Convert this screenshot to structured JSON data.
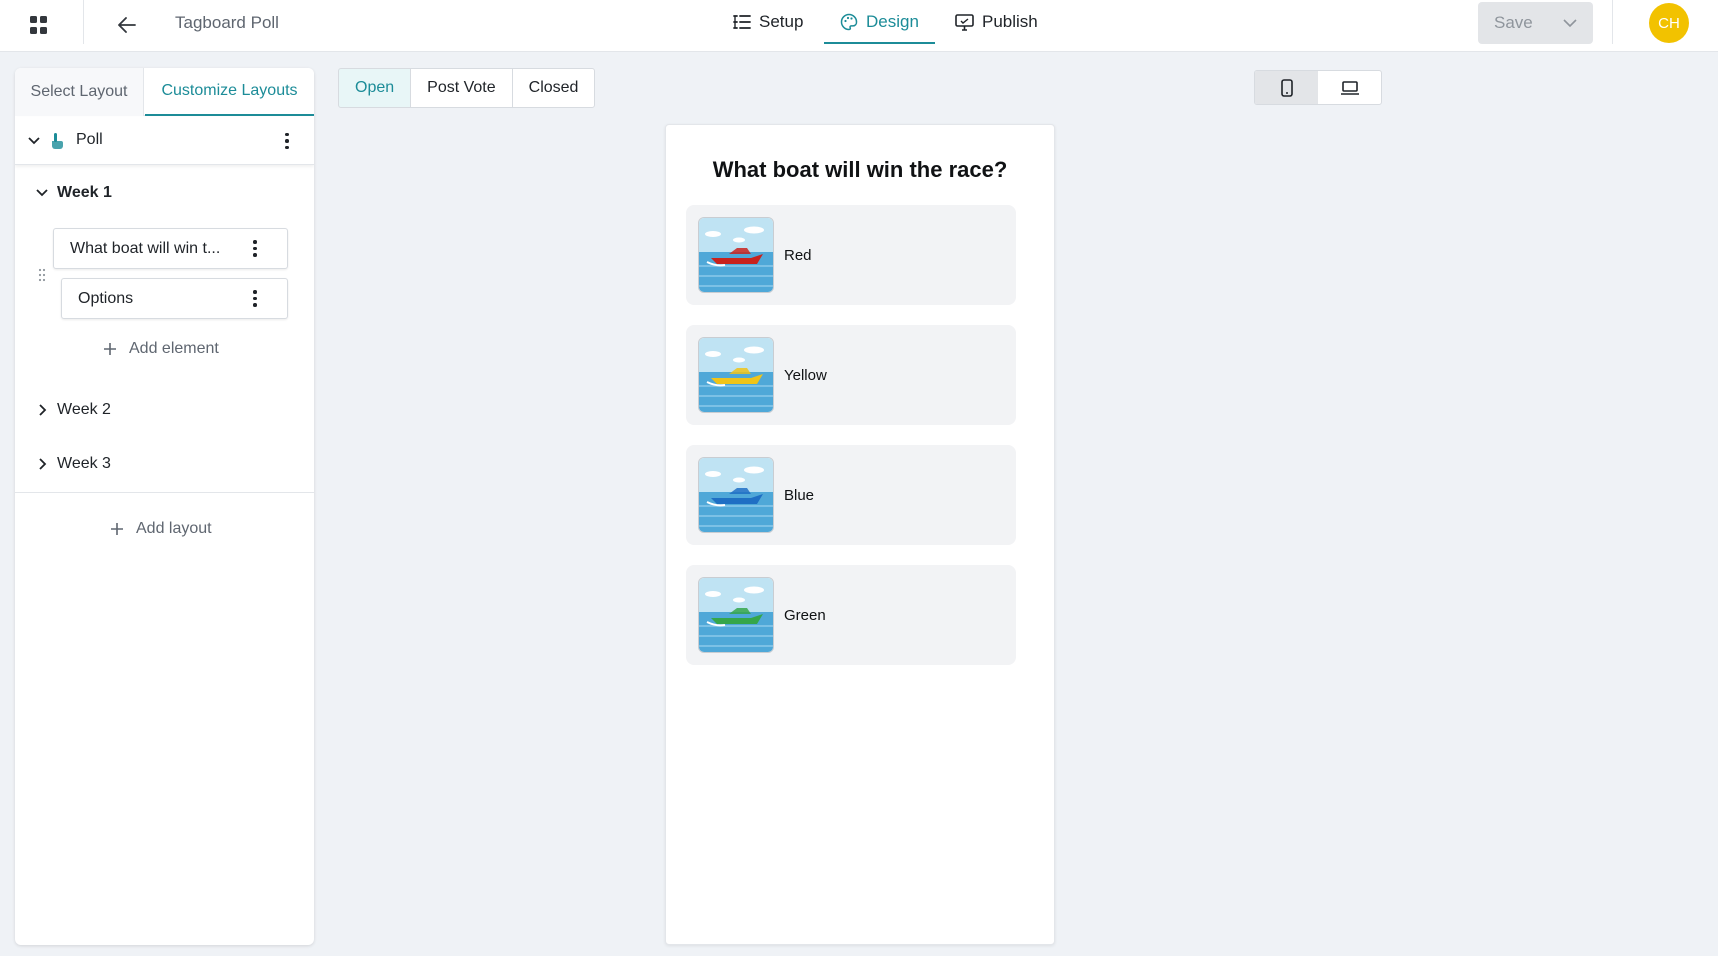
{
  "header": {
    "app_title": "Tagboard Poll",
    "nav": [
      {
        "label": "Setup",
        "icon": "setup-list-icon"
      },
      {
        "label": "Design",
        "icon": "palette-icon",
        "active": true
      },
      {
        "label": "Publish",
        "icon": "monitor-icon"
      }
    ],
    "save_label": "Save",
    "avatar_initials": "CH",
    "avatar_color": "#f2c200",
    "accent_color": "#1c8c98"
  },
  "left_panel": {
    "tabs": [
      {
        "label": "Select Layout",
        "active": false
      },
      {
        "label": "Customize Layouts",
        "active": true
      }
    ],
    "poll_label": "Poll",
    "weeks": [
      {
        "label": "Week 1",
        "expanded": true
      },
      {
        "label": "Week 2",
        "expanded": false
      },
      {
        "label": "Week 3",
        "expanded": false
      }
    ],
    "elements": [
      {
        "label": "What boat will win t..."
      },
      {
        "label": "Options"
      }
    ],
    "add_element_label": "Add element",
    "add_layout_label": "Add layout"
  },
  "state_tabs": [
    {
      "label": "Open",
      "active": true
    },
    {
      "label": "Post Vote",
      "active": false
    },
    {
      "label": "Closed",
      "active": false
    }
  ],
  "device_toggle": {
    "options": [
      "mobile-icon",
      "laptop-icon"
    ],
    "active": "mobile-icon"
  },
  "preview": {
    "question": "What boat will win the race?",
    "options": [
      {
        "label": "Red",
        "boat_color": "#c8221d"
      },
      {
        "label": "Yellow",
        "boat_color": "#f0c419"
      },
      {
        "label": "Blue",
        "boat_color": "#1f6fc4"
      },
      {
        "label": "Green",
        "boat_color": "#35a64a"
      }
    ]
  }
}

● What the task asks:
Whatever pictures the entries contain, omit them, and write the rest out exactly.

● Response to this task:
Convert this screenshot to structured JSON data.
{
  "header": {
    "app_title": "Tagboard Poll",
    "nav": [
      {
        "label": "Setup",
        "icon": "setup-list-icon"
      },
      {
        "label": "Design",
        "icon": "palette-icon",
        "active": true
      },
      {
        "label": "Publish",
        "icon": "monitor-icon"
      }
    ],
    "save_label": "Save",
    "avatar_initials": "CH",
    "avatar_color": "#f2c200",
    "accent_color": "#1c8c98"
  },
  "left_panel": {
    "tabs": [
      {
        "label": "Select Layout",
        "active": false
      },
      {
        "label": "Customize Layouts",
        "active": true
      }
    ],
    "poll_label": "Poll",
    "weeks": [
      {
        "label": "Week 1",
        "expanded": true
      },
      {
        "label": "Week 2",
        "expanded": false
      },
      {
        "label": "Week 3",
        "expanded": false
      }
    ],
    "elements": [
      {
        "label": "What boat will win t..."
      },
      {
        "label": "Options"
      }
    ],
    "add_element_label": "Add element",
    "add_layout_label": "Add layout"
  },
  "state_tabs": [
    {
      "label": "Open",
      "active": true
    },
    {
      "label": "Post Vote",
      "active": false
    },
    {
      "label": "Closed",
      "active": false
    }
  ],
  "device_toggle": {
    "options": [
      "mobile-icon",
      "laptop-icon"
    ],
    "active": "mobile-icon"
  },
  "preview": {
    "question": "What boat will win the race?",
    "options": [
      {
        "label": "Red",
        "boat_color": "#c8221d"
      },
      {
        "label": "Yellow",
        "boat_color": "#f0c419"
      },
      {
        "label": "Blue",
        "boat_color": "#1f6fc4"
      },
      {
        "label": "Green",
        "boat_color": "#35a64a"
      }
    ]
  }
}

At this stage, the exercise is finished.